Last week, Donald Trump caused quite a stir when he stated that he would punish women who'd undergone an abortion. In saying this, he outraged a lot of the anti-choice right by giving the true nature of the game away. While Trump backpedaled, saying that women seeking abortions were 'victims' (thus putting forth the misogynist idea that women are not capable of moral authority and autonomy), the fact remains that anti-choice policies already punish women. For a very personal account of the difficulties involved in obtaining a legal medical procedure, please read Syrbal/Labrys' post... this is exactly the sort of gut-punch that 'fence-sitters' trying to find 'common ground' with misogynist authoritarians need.

In the GOP war against Planned Parenthood, there are other threats- Missouri senators are attempting to nullify HIPAA privacy regulations in order to obtain patient consent forms for abortion procedures at a St Louis Planned Parenthood facility. As someone who worked in a HIPAA-compliant facility for years, I find this attempt to steal confidential patient records to be an abhorrent overreach and, potentially, a threat to everyone's health information privacy.

On a even more harrowing note, the GOP's war against Planned Parenthood in Indiana has shut down rural clinics which test for STI's in the face of a growing HIV epidemic.

The GOP War on Women poses a danger to everyone who can't afford to escape to a country with more humane laws. Men, even straight conservative white men of a certain age, ignore this to their peril. I imagine quite a few of the Heartland HIV patients voted for Republican representatives, and they will pay an unthinkable price for that.

Sunday, April 3, 2016

Dreamy, Ethereal Even

Every once in a while, a song comes around which instantly grabs my attention. Last week, I heard a song from a band named Sunflower Bean, a young band which has been generating quite a bit of buzz. Easier Said Than Done has a dreamy-pop sound, all jangly guitars and ethereal vocals, backed by a muscular, though cymbal-y rhythm track:
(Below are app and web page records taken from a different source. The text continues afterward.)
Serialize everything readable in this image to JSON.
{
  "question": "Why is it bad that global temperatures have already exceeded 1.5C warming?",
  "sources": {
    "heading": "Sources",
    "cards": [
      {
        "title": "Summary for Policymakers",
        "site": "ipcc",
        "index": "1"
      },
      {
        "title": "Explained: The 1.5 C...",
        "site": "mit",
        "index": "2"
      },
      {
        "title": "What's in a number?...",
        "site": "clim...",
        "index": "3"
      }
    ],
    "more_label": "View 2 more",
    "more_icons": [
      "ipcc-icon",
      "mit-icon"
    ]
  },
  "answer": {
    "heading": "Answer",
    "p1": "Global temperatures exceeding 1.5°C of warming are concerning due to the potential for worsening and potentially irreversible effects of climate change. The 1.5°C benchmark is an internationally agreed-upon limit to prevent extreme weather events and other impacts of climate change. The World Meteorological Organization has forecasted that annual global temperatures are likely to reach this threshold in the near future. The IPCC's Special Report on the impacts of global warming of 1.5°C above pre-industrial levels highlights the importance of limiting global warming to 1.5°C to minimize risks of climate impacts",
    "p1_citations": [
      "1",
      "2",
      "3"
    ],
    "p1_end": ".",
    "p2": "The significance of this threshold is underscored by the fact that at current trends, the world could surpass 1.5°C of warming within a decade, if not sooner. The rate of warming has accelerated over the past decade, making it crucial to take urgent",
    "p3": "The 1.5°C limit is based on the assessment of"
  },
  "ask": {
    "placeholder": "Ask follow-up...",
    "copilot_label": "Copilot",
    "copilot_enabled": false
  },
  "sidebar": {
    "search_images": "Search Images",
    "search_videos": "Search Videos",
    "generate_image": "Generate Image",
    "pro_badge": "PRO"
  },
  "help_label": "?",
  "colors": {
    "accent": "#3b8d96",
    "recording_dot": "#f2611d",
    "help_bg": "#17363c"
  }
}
The promotional video for the song has a great 'Goreyesque' vibe:

With all that marsh grass in the background, I'd guess that the video was recorded in the Gateway National Recreation Area. I sure hope the band saw some horseshoe crabs while they were making it.

Saturday, April 2, 2016

Rock On, On Rock

During the week, I work the overnight shift, but on Saturdays and Sundays, I start work in the late afternoon. It's typically on the weekend when I get decent pictures of my feline co-workers. I typically carry a small bag of kitty treats with me when I walk the site, for bribery purposes. Whenever the cats hear the crackling of a plastic pouch, their attention is immediately drawn. I used this to good effect to line them up on a particularly nice rock:

This picture perfectly encapsulates the dispositions of these two animals- Fred, with his eyes half-closed, is all blissed-out while Ginger, wide-eyed and alert, is looking out for number one... better make it with the treats, hairless ape, so nobody gets hurt. The same dichotomy between these feline siblings is evident in this picture too.

Recently, there's been quite a bit of coyote activity in the area- last Sunday night, I heard a chorus of the critters, and a couple of nights I've caught a quick glance of a fast-moving critter that I am confident is a Northeastern wild canid. The local geese are all on edge as well. I have made sure to limit Fred and Ginger's outdoor time to the daylight hours, and keep them close to me. I typically like to have them tag along when I do the periodic walkabout, but I really have to play things safe for my cat companions.